── Input records ──

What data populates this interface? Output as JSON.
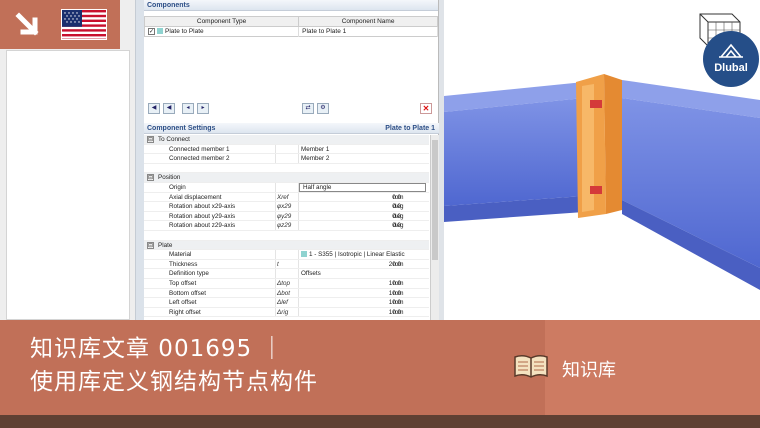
{
  "components": {
    "header": "Components",
    "columns": [
      "Component Type",
      "Component Name"
    ],
    "rows": [
      {
        "type": "Plate to Plate",
        "name": "Plate to Plate 1",
        "checked": true
      }
    ]
  },
  "settings": {
    "header": "Component Settings",
    "header_right": "Plate to Plate 1",
    "rows": [
      {
        "kind": "group",
        "toggle": "⊟",
        "label": "To Connect"
      },
      {
        "kind": "item",
        "label": "Connected member 1",
        "symbol": "",
        "value": "Member 1",
        "unit": "",
        "align": "left"
      },
      {
        "kind": "item",
        "label": "Connected member 2",
        "symbol": "",
        "value": "Member 2",
        "unit": "",
        "align": "left"
      },
      {
        "kind": "blank"
      },
      {
        "kind": "group",
        "toggle": "⊟",
        "label": "Position"
      },
      {
        "kind": "item",
        "label": "Origin",
        "symbol": "",
        "value": "Half angle",
        "unit": "",
        "align": "box"
      },
      {
        "kind": "item",
        "label": "Axial displacement",
        "symbol": "Xref",
        "value": "0.0",
        "unit": "mm",
        "align": "right"
      },
      {
        "kind": "item",
        "label": "Rotation about x29-axis",
        "symbol": "φx29",
        "value": "0.0",
        "unit": "deg",
        "align": "right"
      },
      {
        "kind": "item",
        "label": "Rotation about y29-axis",
        "symbol": "φy29",
        "value": "0.0",
        "unit": "deg",
        "align": "right"
      },
      {
        "kind": "item",
        "label": "Rotation about z29-axis",
        "symbol": "φz29",
        "value": "0.0",
        "unit": "deg",
        "align": "right"
      },
      {
        "kind": "blank"
      },
      {
        "kind": "group",
        "toggle": "⊟",
        "label": "Plate"
      },
      {
        "kind": "item",
        "label": "Material",
        "symbol": "",
        "value": "1 - S355 | Isotropic | Linear Elastic",
        "unit": "",
        "align": "left",
        "swatch": true
      },
      {
        "kind": "item",
        "label": "Thickness",
        "symbol": "t",
        "value": "20.0",
        "unit": "mm",
        "align": "right"
      },
      {
        "kind": "item",
        "label": "Definition type",
        "symbol": "",
        "value": "Offsets",
        "unit": "",
        "align": "left"
      },
      {
        "kind": "item",
        "label": "Top offset",
        "symbol": "Δtop",
        "value": "10.0",
        "unit": "mm",
        "align": "right"
      },
      {
        "kind": "item",
        "label": "Bottom offset",
        "symbol": "Δbot",
        "value": "10.0",
        "unit": "mm",
        "align": "right"
      },
      {
        "kind": "item",
        "label": "Left offset",
        "symbol": "Δlef",
        "value": "10.0",
        "unit": "mm",
        "align": "right"
      },
      {
        "kind": "item",
        "label": "Right offset",
        "symbol": "Δrig",
        "value": "10.0",
        "unit": "mm",
        "align": "right"
      }
    ]
  },
  "logo": {
    "text": "Dlubal"
  },
  "banner": {
    "line1": "知识库文章 001695 ｜",
    "line2": "使用库定义钢结构节点构件",
    "kb_label": "知识库"
  },
  "colors": {
    "accent": "#c17058",
    "brand": "#254e88",
    "member": "#5b74d8",
    "plate": "#f0a048"
  }
}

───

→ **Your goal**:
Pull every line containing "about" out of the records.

→ **Task answer**:
        "label": "Rotation about x29-axis",
        "label": "Rotation about y29-axis",
        "label": "Rotation about z29-axis",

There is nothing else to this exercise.